After launching my first book of woodland photography in December 2021, I immediately began work on the Woodland Sanctuary exhibition with Joe. Both projects were significant undertakings that I feel have provided immeasurable and long-lasting benefits. The exhibition was a lot less stressful, but more on that later.
Many of us seek more from our photography than enjoyment alone. Perhaps you’re striving for recognition, craving adventure, looking to inform & inspire, or wanting to celebrate an aspect of nature that you feel a strong connection to. The list is endless and evolving. Joe and I have had countless conversations about our artistic goals for the exhibition, and with each conversation comes a new idea or a different way of thinking. I recently remembered this Tweet by psychologist, Adam Grant:
“A good conversation opens your eyes to new thoughts. A great conversation opens your mind to new ways of thinking. A mark of an open mind is being more committed to your curiosity than to your convictions. The goal of learning is not to shield old views against new facts. It’s to revise old views to incorporate new facts. Ideas are possibilities to explore, not certainties to defend.”
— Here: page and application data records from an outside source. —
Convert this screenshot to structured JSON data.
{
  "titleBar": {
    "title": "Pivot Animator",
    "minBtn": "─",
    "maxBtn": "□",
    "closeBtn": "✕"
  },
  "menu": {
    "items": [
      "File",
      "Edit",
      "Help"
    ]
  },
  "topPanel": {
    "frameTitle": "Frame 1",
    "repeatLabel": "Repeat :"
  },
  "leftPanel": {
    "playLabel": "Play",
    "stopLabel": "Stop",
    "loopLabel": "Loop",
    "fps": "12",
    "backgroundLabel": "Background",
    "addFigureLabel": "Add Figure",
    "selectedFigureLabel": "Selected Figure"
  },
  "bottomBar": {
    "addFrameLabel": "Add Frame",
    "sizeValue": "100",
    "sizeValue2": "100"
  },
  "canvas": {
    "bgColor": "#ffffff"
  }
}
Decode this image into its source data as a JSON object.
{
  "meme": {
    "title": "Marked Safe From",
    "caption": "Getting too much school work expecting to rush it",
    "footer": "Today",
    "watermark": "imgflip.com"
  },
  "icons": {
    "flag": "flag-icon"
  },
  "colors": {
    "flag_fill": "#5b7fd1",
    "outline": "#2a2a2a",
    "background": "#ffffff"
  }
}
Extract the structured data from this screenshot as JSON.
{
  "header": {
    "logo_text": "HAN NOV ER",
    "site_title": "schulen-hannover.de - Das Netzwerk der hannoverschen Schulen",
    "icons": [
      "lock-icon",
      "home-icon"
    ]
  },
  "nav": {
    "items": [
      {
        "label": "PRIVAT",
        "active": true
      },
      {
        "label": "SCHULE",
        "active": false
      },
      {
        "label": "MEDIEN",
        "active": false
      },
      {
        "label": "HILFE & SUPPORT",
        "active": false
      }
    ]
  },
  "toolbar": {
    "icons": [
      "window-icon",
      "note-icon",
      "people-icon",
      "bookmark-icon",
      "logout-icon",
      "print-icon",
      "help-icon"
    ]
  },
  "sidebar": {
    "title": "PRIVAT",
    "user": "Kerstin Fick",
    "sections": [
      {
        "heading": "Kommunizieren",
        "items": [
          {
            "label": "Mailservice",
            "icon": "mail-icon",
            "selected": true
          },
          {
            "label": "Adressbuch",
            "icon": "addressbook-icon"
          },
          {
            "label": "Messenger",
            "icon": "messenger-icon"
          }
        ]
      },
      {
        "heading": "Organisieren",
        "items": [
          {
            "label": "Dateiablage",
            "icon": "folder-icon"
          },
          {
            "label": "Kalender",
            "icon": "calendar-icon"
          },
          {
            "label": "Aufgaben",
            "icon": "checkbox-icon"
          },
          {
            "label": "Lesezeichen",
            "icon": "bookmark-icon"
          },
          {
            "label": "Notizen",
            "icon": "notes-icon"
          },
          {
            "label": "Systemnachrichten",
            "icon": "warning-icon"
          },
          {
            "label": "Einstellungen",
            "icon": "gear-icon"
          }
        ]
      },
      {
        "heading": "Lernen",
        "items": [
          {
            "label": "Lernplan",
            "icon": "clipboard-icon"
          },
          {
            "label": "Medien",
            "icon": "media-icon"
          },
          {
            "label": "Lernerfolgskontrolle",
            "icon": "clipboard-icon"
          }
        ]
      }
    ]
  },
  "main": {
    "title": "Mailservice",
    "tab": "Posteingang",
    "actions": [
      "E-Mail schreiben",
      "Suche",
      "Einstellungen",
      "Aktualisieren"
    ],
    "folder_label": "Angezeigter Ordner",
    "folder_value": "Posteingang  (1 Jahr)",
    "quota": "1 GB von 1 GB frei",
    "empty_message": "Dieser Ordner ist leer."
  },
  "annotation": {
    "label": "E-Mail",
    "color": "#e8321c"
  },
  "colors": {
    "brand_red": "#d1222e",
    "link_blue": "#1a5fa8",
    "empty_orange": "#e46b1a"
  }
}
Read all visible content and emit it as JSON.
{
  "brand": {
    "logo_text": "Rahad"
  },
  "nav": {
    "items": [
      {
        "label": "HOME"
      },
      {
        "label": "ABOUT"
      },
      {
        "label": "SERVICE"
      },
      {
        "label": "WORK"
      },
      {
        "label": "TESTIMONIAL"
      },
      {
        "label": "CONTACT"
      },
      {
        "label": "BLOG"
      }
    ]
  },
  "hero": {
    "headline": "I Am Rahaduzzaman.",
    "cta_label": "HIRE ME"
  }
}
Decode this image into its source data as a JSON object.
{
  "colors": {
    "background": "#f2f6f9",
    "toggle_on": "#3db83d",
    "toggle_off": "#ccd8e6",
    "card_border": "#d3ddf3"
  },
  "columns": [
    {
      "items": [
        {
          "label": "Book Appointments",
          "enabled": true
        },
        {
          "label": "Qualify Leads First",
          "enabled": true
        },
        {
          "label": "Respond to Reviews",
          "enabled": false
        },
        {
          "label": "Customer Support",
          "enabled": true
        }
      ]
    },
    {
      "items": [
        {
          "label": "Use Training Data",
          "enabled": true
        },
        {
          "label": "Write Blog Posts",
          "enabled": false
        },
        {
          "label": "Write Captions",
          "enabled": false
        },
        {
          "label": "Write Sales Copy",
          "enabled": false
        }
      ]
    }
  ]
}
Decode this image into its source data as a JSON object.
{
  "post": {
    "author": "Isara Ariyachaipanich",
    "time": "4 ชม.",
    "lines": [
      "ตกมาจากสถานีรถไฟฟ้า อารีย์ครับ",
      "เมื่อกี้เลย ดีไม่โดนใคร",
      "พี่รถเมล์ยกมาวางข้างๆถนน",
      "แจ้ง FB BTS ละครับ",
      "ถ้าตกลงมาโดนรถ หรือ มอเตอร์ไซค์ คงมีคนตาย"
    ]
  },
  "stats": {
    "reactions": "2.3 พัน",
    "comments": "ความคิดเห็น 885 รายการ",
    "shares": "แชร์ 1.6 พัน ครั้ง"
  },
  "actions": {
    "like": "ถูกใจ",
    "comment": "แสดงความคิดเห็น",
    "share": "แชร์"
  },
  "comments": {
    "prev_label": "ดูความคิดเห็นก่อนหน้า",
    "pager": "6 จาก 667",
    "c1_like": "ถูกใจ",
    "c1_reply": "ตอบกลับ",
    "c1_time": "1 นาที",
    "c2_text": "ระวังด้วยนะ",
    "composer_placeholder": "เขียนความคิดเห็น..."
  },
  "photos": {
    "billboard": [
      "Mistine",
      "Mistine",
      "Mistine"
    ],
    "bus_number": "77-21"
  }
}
This feels like a good point to revert to what I said in the introduction about the value in solitude and attempting to shield myself from influences that could muddy the waters of my own thinking. Perhaps this was a defence mechanism – an attitude of, ‘I must carve my own path’. I still feel safer in my little woodland bubble, but our conversations were invigorating as each idea led us deeper into mining our thoughts to understand our work and take those insights forward to inform future work.
The power of conversation and striving to clearly articulate our intent was particularly evident during our live exhibition tours. My expectation was to regurgitate the same spiel for all 6 presentations, but due to the collaborative effort, something new would surface each time, which inspired new responses from each other. The power of a single word could alter the course of the presentation and ignite a passionate discussion.
The value in a healthy creative collaboration cannot be understated and was the most significant takeaway from the experience. Admittedly, due to my stress levels when creating my book, Gathering Time, I entered the exhibition project with an expectation of further stress fuelled by my perfectionism and perhaps a conflict of interests. However, approached with respect and open mindedness, the constructive conversation served to quash any feelings of angst.
It feels like a huge leap forward from my days of being wrapped up in my inner world. Don’t get me wrong, an exploration of oneself is very enlightening, but there comes a time when further growth happens as a result of curiosity and allowing long-standing beliefs to be challenged.
Collaborations don’t have to be on the scale of an exhibition, of course. Any project that opens a dialogue of ideas and challenging conversation may lead to a revelation. For me, it has enriched the experience of photography by adding layers of meaning with the adoption of new ideas and has brought a new perspective to old ideas. We all evolve with time and experience, but a collaboration might springboard that process.